J: I’m always working on something, which is what makes the sport interesting – you’re never at the point where you’re like, “I’m perfect, I’ve got this, it’s cool.” No one ever gets to the point where they aren’t working on something.
I’m 28 years old, I’m at a point in my career where I need to be honing my backup technique. Things don’t go perfectly in a race. You should always have a race plan – how you want to ski it – but in 99 percent of my races I don’t follow my perfect race plan. Being able to think during a race, change your plan, be flexible, and adapt is huge.
B: You’ve experienced success on the biggest stages in cross country skiing. What have you learned from your Olympic and World Cup Experiences… from winning a gold medal?
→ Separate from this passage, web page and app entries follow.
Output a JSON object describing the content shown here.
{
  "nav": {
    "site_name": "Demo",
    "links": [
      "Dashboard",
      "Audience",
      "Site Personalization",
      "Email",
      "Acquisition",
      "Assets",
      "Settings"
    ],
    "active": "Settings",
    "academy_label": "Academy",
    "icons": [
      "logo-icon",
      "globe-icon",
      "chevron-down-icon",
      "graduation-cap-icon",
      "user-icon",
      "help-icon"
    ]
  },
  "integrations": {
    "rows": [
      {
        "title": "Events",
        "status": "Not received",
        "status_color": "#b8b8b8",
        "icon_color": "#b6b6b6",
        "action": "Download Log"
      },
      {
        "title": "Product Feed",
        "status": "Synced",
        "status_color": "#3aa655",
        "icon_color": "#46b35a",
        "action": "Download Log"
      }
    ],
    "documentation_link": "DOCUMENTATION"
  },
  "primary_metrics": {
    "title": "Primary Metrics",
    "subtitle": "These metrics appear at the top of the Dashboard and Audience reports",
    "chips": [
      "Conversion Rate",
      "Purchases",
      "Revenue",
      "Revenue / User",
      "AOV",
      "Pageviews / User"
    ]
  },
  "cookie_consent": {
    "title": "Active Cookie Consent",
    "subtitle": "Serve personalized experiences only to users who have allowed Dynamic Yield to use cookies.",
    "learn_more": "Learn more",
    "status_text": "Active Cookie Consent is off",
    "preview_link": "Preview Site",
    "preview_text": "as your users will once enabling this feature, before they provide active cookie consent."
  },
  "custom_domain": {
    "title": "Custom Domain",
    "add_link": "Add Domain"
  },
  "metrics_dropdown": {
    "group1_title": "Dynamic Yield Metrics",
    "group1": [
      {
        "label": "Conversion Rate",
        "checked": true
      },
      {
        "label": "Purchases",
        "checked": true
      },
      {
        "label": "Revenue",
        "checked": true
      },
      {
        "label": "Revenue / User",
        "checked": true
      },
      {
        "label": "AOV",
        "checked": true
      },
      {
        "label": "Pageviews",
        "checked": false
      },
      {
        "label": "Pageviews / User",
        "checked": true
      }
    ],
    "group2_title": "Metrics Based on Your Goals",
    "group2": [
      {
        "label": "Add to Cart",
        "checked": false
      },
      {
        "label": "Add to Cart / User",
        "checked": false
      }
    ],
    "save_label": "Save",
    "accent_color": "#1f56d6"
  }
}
J: People talk about your baseline level of happiness, and how big life events don’t really shift that line. I’m a pretty happy person in general. Don’t get me wrong, there are so many life perks of winning the Olympics … but I didn’t suddenly become happier. Winning a gold medal didn’t change my day-to-day life or solve all of my problems.
It’s chasing down a goal that matters. That’s gonna stay with you and fulfill you. Whether or not you get to the ultimate goal is not as important as how you try to chase it down.
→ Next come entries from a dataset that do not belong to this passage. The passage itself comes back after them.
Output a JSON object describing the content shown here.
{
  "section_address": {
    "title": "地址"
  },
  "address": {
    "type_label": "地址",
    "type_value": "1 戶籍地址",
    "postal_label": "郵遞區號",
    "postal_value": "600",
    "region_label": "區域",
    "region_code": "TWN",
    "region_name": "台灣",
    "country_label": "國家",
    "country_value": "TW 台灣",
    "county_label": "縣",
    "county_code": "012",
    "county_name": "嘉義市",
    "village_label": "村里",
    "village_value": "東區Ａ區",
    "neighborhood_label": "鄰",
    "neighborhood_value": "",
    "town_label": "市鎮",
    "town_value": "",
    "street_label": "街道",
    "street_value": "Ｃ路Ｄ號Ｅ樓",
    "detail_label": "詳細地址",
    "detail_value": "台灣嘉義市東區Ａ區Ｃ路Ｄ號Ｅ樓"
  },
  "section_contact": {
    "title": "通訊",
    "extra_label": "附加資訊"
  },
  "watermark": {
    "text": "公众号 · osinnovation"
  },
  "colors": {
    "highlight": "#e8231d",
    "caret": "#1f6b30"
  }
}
What I really love is training hard and having fun and pursuing excellence with my teammates. That’s what made me feel awesome before the gold medal, and that’s what makes me feel awesome after it.
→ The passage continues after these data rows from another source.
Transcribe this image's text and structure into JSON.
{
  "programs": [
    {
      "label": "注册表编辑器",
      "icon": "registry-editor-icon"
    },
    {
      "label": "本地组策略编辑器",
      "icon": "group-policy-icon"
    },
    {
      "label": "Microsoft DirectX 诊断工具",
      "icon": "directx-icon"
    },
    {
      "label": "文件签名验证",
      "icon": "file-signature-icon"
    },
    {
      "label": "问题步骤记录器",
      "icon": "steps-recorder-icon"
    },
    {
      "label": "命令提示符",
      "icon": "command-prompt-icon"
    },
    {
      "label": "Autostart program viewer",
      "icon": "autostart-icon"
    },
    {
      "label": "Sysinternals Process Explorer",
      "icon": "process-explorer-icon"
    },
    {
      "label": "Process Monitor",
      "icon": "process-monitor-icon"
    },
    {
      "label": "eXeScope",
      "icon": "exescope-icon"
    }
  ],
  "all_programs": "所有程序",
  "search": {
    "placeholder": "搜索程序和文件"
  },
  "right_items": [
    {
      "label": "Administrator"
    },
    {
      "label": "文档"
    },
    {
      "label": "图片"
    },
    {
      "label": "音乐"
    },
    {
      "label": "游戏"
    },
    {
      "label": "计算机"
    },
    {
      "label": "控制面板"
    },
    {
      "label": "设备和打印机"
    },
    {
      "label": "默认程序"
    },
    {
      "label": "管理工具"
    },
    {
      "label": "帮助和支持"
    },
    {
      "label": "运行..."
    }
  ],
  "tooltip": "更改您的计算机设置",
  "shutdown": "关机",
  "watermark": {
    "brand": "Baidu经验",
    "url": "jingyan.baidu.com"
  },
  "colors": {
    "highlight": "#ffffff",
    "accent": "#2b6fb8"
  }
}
We race to find the best in ourselves. We don’t necessarily race to win. We race to chase after the ultimate perfect performance, but not necessarily to beat someone else. I really believe that. If you race just to win, you’re going to be so disappointed because the medal ceremony lasts 10 minutes and then your life is more or less the same.
There’s a lot you can do with a gold medal, but who you are as a person doesn’t change. You still have to work on that.
B: I’ve seen you in the coaching role a few times lately. What’s it like to switch from athlete to coach?
J: I think coaching is super cool because it forces you to think about the technique of what you are teaching. It means I have to have an amazing understanding of the subject – it’s not like I can just say, “Do what I do.” Coaching asks me to communicate to different people, to help them understand things in their language.
Coaching is a game, taking the puzzle pieces of how to share what you have learned about a sport and bringing it to the people in front of you. Yeah, it can be challenging, especially teaching someone who hasn’t done the sport before, but it’s even more rewarding to see them succeed.
Photo Credit: Reese Brown courtesy of U.S. Ski & Snowboard.